It appears we are going in circles. We left Spokane on Sunday morning early, well before breakfast, and headed north to Canada. Our maps were well organized and we had a clear plan to cross the continent to Philadelphia via Canada, starting with the Rockies, stopping in at Banff and Jasper, and then car camping across Canada's midwestern plains, revisiting Elk Island, where once a herd of elk leisurely grazed through our campsite.

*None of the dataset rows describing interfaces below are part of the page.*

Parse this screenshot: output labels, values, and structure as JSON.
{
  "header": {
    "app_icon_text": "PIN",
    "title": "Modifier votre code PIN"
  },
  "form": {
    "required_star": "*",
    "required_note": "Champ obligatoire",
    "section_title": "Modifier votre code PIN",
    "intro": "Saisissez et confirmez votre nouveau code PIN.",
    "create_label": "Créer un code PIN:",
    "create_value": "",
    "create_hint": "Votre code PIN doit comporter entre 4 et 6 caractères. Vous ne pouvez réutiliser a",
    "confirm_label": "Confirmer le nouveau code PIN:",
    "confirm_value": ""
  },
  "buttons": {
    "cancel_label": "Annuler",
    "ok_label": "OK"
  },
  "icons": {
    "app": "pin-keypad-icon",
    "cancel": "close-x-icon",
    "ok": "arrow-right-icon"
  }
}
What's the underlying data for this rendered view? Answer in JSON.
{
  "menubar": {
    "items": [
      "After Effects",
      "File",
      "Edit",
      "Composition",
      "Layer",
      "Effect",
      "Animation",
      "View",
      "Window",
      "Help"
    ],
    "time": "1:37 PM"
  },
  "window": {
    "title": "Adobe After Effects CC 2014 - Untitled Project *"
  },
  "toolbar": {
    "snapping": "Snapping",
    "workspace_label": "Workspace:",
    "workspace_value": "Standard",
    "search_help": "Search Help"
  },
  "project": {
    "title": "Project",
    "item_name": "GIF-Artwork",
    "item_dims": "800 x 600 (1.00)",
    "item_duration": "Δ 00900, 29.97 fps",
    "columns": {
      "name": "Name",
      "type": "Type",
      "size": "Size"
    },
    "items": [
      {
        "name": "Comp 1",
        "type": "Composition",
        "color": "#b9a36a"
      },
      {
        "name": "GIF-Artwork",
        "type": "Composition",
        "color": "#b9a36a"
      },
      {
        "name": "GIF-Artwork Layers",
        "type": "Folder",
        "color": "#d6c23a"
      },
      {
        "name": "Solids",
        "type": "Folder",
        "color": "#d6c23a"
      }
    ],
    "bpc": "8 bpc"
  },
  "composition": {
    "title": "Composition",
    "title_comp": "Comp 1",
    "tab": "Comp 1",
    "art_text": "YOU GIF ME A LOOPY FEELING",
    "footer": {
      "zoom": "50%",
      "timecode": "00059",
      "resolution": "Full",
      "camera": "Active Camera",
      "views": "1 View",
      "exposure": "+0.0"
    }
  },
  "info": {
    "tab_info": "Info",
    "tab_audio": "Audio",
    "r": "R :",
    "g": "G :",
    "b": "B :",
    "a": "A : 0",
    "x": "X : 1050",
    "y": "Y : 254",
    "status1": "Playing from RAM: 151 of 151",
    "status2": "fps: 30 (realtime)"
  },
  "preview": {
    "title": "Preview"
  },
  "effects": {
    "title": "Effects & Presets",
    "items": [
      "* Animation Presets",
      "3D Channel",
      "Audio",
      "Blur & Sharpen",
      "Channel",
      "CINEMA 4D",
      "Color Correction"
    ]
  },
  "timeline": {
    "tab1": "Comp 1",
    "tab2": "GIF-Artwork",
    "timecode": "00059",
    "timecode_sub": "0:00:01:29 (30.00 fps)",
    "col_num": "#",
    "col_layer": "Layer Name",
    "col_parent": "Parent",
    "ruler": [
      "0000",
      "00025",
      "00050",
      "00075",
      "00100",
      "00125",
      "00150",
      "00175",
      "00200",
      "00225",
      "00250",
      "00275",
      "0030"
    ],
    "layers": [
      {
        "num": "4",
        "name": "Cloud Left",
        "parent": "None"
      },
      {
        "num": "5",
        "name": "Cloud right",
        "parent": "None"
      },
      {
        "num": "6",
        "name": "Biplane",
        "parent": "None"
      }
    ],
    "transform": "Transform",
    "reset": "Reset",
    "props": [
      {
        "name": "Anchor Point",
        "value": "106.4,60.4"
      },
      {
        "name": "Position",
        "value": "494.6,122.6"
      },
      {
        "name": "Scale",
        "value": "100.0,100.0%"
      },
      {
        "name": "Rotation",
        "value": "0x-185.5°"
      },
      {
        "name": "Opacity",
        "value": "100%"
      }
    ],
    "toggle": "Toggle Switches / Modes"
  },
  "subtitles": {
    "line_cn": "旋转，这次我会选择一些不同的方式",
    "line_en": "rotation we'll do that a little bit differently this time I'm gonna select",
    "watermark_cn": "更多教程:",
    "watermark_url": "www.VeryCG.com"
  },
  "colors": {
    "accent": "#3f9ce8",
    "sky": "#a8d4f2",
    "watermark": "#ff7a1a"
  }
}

We flashed passports at the border, drove north for 250 miles, explored historic Fort Steele, and then it began to rain. We camped out at the cheapest hotel we could find in Radium Hot Springs, too discouraged to even take a dip, somewhat taken aback to find the "free internet wireless" was limited to 15 minutes offered by the local service provider. Folks at the Information Center joked about finding hotel deals for US$140 and more a night. And we discovered our sandwiches cost $8 apiece, and gas translates to about $4 a gallon. It can only get better tomorrow, we assured each other. We've been away too long to remember how expensive things are. We'll camp.
Monday morning clouds greeted us, and it rained steadily as we drove through Kootenay National Park to Banff, up that lovely valley ringed by mountains to Lake Louis. But the clouds moved in, covering the mountains, and the rain turned into a downpour. No one was camping.
So we've driven south again, down Bow Parkway some 300 miles. We did see one young elk, glorious in a full rack, covered with velvet, browsing grass alongside the road, oblivious to motorists. I still love the Rockies and we'll return one day, but for now as we travel east, it just seems less complicated to stay in the states where KOA awaits in case of rain.
Photo: Kootenay national Park, British Columbia (Webshots)